CEO Sundar Pichai took to Twitter this week to announce that Google I/O, the company’s annual developer conference, will be taking place in Mountain View on May 18-20. The only thing we know for certain is that we’ll get our first look at Android N, the mobile operating system’s next big update.
Android was born on November 5, 2007. Since then, it’s grown up to be one of the most dominant operating systems in the world. But that didn’t just happen overnight. Like all of us, Android went through some awkward years and learned some hard lessons before becoming the OS it is today.
In tech journalism, rumors are like editorial gambits. Some seem like a sure thing, some just smoke and mirrors, while others still are very real but very far off. Earlier this week, I took a good guess at what I thought might pop up at Google I/O 2015. But there were a few things that were curiously missing.
Woohoo! Google I/O is just the best. We just got a view of Google’s plans for the your future. Here’s all the most interesting stuff you might have missed.
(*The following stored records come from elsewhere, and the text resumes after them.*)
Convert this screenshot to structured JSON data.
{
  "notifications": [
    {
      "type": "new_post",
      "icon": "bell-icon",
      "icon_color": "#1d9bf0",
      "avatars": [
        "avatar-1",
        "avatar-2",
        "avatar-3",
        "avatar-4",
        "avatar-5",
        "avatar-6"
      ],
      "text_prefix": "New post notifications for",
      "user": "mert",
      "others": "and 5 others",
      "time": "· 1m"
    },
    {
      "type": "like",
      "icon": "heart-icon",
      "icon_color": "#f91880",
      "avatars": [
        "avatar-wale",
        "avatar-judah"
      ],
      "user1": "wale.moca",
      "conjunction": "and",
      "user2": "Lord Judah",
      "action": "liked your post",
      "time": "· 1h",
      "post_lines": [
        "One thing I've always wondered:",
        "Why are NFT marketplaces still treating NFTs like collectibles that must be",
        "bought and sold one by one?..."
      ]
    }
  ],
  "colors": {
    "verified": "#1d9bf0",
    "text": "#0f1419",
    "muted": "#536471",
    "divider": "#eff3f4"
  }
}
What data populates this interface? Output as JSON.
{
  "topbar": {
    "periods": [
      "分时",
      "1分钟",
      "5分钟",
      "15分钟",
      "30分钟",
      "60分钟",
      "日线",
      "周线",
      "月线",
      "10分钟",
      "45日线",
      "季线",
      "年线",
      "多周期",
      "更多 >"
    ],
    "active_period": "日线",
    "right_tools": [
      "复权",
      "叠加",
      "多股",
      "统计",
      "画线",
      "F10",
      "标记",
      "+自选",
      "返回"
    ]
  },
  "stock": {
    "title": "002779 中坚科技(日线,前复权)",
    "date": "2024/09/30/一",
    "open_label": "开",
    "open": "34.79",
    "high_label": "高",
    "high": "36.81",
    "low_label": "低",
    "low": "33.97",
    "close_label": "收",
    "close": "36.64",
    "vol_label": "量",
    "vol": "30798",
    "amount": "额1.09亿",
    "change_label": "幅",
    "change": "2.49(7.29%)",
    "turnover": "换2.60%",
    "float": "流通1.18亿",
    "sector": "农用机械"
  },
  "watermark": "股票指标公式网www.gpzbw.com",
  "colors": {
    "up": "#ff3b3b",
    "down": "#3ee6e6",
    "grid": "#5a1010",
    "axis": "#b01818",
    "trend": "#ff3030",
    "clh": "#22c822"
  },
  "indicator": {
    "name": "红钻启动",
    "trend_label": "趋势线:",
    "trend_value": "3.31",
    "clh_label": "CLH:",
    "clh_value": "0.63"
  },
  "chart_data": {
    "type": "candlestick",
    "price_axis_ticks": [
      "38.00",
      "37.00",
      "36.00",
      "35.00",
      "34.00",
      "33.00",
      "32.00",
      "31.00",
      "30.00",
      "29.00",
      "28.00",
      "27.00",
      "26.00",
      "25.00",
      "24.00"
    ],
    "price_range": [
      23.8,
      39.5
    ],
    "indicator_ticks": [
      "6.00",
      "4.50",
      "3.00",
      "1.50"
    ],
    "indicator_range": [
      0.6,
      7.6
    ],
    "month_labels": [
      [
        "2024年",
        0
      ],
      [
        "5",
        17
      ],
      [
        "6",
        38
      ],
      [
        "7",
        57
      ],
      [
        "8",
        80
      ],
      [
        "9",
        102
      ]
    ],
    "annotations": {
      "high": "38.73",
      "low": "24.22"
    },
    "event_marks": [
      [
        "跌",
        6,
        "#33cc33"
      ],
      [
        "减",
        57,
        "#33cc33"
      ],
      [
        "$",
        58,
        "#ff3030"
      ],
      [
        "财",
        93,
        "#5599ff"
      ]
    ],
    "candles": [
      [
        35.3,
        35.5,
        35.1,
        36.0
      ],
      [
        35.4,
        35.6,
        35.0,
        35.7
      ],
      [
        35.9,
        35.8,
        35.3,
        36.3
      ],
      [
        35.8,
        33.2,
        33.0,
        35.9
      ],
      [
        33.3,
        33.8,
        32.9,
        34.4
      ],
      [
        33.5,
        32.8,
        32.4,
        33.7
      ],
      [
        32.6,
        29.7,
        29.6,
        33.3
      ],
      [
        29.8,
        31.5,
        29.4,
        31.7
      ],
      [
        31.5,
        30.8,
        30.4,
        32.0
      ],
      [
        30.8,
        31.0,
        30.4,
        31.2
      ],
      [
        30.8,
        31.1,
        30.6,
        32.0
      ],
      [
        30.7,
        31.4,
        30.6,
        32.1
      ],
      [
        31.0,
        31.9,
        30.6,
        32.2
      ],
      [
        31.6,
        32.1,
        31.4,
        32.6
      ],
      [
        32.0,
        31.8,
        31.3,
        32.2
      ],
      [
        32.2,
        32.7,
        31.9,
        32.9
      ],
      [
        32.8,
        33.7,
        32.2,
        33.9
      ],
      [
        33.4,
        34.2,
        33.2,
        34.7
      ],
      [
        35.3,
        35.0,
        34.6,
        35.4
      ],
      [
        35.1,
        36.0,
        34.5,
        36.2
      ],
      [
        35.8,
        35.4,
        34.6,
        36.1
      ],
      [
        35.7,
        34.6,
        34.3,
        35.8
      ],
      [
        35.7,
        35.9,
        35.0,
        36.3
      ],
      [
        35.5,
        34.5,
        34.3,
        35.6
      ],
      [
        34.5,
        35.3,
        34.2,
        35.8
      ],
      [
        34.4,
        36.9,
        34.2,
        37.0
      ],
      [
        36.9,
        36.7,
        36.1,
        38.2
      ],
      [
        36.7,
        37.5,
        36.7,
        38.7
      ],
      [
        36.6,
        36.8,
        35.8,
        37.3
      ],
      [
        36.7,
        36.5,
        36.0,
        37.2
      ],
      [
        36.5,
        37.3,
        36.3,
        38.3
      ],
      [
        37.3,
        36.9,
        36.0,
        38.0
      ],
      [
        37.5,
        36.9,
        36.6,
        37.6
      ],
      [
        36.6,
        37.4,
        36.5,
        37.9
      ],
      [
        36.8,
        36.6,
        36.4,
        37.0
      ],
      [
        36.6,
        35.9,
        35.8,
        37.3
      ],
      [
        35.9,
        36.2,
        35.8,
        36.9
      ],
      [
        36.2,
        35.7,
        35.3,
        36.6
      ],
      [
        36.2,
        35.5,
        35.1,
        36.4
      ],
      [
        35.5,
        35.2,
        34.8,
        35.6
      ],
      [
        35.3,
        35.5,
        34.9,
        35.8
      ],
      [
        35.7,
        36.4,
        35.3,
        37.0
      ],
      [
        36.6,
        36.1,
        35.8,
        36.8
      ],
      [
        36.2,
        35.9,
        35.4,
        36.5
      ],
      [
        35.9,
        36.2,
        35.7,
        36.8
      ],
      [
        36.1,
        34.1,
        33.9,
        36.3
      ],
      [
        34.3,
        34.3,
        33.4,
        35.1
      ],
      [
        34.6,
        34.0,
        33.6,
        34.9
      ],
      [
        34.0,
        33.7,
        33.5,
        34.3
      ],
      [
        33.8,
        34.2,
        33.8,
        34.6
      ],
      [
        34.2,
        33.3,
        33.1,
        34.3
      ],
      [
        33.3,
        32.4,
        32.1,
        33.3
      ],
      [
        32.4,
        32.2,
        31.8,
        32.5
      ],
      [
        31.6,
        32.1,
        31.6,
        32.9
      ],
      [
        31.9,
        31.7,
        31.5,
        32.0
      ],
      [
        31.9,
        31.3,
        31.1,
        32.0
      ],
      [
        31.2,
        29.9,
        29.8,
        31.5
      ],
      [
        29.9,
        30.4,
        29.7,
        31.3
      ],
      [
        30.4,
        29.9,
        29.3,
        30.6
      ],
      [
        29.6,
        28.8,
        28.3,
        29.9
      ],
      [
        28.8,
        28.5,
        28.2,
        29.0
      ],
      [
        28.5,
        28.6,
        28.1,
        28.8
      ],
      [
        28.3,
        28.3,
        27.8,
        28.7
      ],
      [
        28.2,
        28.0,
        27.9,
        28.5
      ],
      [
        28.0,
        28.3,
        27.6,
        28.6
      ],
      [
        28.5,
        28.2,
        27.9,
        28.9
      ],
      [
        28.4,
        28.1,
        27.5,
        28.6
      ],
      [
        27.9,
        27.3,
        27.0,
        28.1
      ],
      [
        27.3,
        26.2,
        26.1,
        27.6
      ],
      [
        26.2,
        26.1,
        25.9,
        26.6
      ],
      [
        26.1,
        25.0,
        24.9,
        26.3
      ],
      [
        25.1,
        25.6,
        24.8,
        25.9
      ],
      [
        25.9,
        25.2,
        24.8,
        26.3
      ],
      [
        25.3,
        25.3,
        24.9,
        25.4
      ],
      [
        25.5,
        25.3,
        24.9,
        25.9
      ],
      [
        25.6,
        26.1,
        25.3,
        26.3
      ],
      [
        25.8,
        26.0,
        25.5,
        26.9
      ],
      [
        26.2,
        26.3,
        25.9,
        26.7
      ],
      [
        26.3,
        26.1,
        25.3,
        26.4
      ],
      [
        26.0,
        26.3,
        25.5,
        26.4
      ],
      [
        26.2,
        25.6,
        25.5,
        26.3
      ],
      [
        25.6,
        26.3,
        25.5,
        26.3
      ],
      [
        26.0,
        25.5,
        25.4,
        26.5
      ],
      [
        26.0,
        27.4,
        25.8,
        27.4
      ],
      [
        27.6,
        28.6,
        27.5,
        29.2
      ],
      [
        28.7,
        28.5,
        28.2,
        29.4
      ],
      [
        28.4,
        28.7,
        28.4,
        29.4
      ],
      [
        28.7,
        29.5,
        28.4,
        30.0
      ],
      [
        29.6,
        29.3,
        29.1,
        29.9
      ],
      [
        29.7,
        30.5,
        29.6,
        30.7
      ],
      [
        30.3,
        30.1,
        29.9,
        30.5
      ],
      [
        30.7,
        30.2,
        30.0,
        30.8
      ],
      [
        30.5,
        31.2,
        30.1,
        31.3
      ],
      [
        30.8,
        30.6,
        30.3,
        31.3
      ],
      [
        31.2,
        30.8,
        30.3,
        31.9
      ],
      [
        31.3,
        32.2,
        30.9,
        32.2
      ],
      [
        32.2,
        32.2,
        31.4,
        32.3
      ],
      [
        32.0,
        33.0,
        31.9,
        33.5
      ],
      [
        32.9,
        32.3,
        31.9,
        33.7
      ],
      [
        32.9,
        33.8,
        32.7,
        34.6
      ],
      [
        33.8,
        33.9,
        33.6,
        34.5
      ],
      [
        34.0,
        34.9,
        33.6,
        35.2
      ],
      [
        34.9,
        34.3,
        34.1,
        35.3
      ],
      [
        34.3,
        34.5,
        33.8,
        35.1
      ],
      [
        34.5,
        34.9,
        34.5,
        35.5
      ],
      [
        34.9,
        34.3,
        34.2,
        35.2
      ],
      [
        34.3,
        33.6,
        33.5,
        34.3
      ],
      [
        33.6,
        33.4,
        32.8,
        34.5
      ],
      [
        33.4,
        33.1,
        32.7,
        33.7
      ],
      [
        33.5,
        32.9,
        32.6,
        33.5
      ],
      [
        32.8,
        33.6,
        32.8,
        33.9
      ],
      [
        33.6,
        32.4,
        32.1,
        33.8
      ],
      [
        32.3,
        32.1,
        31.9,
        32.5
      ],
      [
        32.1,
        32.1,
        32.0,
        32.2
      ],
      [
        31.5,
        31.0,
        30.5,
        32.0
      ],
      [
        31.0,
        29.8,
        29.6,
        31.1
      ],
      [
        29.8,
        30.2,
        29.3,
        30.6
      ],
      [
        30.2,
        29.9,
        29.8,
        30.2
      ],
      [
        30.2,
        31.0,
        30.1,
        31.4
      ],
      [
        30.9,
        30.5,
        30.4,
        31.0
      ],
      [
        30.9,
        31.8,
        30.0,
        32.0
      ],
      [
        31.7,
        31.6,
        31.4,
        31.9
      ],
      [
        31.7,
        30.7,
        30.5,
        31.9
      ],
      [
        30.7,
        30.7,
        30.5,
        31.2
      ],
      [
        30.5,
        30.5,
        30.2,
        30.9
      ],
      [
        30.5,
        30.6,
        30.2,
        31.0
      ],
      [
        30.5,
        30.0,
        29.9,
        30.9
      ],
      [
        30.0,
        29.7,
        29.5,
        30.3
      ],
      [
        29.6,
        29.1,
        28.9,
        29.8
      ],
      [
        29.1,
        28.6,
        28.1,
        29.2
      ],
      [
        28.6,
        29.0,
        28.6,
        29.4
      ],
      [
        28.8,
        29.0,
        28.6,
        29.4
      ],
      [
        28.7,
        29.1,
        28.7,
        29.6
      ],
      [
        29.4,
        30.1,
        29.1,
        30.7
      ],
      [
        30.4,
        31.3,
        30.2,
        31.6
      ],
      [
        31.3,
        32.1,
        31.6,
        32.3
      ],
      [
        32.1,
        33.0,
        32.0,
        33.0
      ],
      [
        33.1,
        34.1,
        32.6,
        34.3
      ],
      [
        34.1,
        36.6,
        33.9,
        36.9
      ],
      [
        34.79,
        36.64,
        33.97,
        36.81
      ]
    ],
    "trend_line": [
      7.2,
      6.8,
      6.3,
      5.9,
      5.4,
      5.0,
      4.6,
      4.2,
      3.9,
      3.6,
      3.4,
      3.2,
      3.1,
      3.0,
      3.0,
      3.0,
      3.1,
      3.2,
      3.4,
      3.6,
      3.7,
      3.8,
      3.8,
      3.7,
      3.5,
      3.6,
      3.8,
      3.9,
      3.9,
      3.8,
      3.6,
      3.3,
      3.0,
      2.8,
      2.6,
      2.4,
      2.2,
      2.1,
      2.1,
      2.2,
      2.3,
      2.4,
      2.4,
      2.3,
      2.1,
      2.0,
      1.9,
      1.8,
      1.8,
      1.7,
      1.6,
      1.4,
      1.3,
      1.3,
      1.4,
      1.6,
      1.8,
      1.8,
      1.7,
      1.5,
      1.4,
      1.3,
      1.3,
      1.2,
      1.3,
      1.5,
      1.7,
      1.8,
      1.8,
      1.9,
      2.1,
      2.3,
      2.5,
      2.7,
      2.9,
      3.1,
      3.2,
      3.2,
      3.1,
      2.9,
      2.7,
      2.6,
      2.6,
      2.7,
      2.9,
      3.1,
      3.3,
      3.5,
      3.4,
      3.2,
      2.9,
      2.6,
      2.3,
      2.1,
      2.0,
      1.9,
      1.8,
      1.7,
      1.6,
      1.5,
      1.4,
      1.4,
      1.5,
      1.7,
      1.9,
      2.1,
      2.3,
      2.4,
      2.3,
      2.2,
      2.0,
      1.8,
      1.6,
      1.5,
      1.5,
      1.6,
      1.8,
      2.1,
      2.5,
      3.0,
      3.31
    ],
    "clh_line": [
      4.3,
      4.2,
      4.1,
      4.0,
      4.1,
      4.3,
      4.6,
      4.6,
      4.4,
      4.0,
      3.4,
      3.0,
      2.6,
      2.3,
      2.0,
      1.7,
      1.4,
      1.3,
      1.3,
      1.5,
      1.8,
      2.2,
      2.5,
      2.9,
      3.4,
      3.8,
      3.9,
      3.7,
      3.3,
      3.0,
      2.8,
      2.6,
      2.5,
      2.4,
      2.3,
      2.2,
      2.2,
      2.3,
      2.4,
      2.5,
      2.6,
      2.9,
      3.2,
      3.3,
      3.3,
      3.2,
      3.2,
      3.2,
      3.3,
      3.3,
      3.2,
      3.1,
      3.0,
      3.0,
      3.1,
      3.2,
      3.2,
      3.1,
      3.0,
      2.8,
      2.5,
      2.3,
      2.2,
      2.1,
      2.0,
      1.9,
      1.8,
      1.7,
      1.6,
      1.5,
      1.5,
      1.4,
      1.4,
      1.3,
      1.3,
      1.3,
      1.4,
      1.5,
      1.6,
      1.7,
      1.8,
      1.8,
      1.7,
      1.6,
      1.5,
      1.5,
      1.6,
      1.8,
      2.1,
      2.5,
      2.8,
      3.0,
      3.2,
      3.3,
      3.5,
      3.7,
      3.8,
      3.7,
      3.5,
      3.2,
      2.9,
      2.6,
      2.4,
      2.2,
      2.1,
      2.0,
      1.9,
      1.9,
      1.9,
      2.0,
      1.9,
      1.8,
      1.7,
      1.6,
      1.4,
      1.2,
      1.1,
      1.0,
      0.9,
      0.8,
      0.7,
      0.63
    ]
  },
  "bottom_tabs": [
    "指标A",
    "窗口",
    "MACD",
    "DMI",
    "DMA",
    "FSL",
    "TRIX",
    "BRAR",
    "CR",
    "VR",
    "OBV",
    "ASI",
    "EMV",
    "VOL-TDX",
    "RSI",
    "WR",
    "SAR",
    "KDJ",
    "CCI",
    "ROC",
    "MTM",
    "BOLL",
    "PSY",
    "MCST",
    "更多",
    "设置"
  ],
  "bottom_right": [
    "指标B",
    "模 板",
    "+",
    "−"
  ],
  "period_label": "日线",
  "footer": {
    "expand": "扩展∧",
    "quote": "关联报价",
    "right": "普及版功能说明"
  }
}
When we last checked in on Project Loon—Google’s moonshot project to blanket the world with internet-packing weather balloons—one had just circumnavigated the globe in a very quick 22 days. I just attended a talk at Google I/O and got some more info about the challenges the team faces in making this wild-ass project…
The most important news about Android M is how it will handle the way apps get permission to access your private data. That sounds like a humble little technical detail until you realize what a revolution it will be when we can set our own permissions on apps, any time we want. And Chrome is doing it too.
Google’s Project Tango is amazing, but it’s taking its sweet time making it to market. This crazy alien head of a camera could change all that. Qualcomm and Google just teamed up to shrink it down to a size suitable for your pocket.
The most futuristic projects at Google come out of its advanced technologies and projects group, or ATAP. And today at Google I/O, the ATAP team unveiled their vision of tomorrow, where your body, behavior and clothing will be the new interfaces that control your gadgets — and keep them secure, too.
At this morning’s ATAP session at Google I/O we got another little tease of Project Ara, Google’s modular smartphone. I mean, it was a tiny tease. Basically, it still a thing that exists. But! We got to see a little of it in action and it was pretty damn impressive.
In the early years (like 5 years ago tbh), iPhone and Android were at odds. Closed vs. open; Design vs. customization. Now, those lines are more blurred than ever. But Android has always had one absolute ace, and Google I/O 2015 just proved it: Google Now.
This week, Google announced Android Pay—a way to pay from your phone. No need for credit cards; just tap your handset against any supported card terminal. Sounds great—but also kind of familiar. Didn’t Google Wallet already do that? I just tried Android Pay, and here’s the deal.
I have taken 1235 photos and videos with my phone since May 28th, 2014, most of which I will never look at. Even if there are good photos, I’ll probably miss them. It’s just too much shit to crunch with my puny human brain. Can the new Google Photos help?
As part of I/O, Google is giving us a closer look at the fairly old-school tools and ideas behind Material Design—and for anyone with an appreciation for a good X-Acto knife, a color wheel, or a crisp fold of paper, this is going to be deeply satisfying.
One of the most exciting features in the (distant future) release of Android M is the upgraded version of Google Now. It’s built to understand context better than before. I just got a quick look at it on a Googler’s Nexus 5, and while this was obviously a demo, I’m cautiously optimistic about it.
Roaming around the floor of Google I/O we got our hands on one of the prototypes from ATAP, Google’s DARPA-like experimental lab. It’s called Project Jacquard, and it’s nice n’ soft. It’s a fabric that can control your phone.
Last fall, Gizmodo’s Sean Hollister declared Android TV an exciting, beautiful mess. “You should probably steer clear till Google gets its shit together,” he wrote. Today at I/O, Google’s telling us about an updated Android TV that may indicate that its shit is actually being gathered.
Android M is here! Ok, the developer preview is here but still. It’s got Android Pay. It’s got battery-saving superpowers. It’s got a more powerful Google Now. Here’s the very first look at Android M in the subtle art of the GIF.
Straight up too much time is spent punching a wide array of passwords for various apps onto the tiny text fields of our phones. Google’s trying to fix that with the Identity Platform, new tools for developers to help keep users signed into their apps in a secure, hassle-free way.
GoPro has developed a rig housing that’ll allow you to shoot 360 video for Google’s Cardboard. It’s just one part of making content using Google’s new Jump system—a solution that standardizes every step of creating VR content. This is how VR goes mainstream.